Attitudes to personal carbon allowances: political trust, fairness and ideology

Research output: Contribution to journalArticle


The idea of personal carbon allowances (PCAs) was presented by the UK Environment Secretary, David Miliband, in 2006. Although no nation state is seriously developing proposals for them, they have been discussed within academia, NGOs and policy-making circles. PCAs can be seen as a logical extension of emissions trading schemes, which has so far only applied at the firm level, to individuals. The purpose of this article is to analyse some critical aspects of the public's support for a PCA scheme. In particular, the focus is on the relationship between people's attitudes to a PCA scheme and their trust in politicians, its perceived fairness, and its underlying ideology, respectively. The relationship between people's attitudes towards an increase in the current carbon tax rate and their attitudes towards an implementation of a PCA scheme is analysed.

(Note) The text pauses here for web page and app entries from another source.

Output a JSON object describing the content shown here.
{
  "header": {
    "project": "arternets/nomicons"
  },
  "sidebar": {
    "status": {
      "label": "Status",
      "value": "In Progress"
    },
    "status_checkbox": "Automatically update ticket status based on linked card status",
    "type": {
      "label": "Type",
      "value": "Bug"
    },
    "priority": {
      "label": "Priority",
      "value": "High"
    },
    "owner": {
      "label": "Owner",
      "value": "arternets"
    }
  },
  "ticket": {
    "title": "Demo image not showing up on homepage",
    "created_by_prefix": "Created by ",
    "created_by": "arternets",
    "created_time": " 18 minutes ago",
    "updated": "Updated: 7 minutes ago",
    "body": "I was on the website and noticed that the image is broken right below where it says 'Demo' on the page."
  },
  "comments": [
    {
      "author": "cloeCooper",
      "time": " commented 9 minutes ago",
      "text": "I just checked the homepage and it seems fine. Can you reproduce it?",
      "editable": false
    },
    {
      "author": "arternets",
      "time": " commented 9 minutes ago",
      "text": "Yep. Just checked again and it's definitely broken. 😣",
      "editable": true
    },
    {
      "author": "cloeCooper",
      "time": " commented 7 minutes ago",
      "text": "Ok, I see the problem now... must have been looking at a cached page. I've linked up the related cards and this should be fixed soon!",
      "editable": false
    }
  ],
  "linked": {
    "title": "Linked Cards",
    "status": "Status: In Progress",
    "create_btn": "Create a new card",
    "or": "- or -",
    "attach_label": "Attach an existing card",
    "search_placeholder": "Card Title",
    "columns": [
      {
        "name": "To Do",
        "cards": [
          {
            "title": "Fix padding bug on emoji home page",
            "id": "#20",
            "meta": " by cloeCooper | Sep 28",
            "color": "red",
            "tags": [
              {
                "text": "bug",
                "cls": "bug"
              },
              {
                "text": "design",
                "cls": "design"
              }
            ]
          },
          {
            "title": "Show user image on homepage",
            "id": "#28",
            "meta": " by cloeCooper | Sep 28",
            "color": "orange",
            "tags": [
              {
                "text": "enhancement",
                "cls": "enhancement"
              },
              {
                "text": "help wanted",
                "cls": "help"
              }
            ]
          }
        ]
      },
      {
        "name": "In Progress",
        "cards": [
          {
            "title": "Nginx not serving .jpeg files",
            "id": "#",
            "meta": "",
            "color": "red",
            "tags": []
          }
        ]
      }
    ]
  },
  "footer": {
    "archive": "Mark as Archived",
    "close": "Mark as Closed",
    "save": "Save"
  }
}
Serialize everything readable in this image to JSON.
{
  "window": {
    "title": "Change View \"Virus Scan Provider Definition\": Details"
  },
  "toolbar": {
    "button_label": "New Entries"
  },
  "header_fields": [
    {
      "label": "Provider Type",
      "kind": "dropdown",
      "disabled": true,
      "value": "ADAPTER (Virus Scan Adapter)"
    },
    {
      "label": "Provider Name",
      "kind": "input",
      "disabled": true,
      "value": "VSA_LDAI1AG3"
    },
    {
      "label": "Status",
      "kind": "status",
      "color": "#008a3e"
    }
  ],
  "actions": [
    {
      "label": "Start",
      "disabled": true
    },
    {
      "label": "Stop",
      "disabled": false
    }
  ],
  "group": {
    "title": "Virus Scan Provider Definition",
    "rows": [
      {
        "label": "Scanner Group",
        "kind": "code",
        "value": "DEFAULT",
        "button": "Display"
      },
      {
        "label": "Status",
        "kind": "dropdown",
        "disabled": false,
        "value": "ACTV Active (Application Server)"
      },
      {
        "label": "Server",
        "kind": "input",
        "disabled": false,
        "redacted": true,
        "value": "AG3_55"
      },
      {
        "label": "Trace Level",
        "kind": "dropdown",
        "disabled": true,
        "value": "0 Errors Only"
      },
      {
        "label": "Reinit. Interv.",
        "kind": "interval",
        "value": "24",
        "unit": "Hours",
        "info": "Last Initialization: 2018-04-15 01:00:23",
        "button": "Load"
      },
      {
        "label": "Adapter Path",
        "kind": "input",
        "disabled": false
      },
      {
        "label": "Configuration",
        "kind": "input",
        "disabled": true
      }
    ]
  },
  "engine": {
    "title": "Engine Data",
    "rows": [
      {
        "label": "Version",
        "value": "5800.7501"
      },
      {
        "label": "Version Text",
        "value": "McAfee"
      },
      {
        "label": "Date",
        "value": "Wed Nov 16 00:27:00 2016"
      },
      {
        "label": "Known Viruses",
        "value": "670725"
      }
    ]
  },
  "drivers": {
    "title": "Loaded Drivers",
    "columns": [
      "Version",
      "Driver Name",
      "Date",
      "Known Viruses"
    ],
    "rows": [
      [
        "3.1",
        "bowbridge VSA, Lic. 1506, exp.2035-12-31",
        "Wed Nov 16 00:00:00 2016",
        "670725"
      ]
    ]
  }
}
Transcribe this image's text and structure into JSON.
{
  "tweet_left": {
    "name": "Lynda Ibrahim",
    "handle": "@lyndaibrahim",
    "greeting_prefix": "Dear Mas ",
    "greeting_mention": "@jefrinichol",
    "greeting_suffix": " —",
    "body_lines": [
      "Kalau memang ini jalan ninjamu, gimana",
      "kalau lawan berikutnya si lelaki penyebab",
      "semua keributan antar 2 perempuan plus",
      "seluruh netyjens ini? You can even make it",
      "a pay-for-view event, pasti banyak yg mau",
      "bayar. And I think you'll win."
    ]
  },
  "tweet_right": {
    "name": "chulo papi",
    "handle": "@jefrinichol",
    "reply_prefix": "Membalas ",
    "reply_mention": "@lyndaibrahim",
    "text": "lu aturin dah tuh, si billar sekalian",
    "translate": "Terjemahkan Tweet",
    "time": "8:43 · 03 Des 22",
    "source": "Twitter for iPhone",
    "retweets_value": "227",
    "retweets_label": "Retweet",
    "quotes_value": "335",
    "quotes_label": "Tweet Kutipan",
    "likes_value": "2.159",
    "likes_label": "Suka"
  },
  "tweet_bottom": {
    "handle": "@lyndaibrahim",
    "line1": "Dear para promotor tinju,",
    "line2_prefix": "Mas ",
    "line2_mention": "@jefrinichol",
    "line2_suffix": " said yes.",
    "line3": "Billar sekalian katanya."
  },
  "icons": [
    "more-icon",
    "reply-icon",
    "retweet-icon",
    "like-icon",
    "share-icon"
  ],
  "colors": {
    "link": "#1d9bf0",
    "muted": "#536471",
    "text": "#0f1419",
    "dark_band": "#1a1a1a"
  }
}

The study is based on a mail questionnaire sent out to a random, representative sample in Sweden.


Research areas and keywords

Subject classification (UKÄ) – MANDATORY

  • Political Science


  • personal carbon allowances, ideology, fairness, environment, climate change, attitudes, carbon tax, public opinion, trust
Original languageEnglish
Pages (from-to)410-431
JournalClimate Policy
Issue number4
Publication statusPublished - 2010
Publication categoryResearch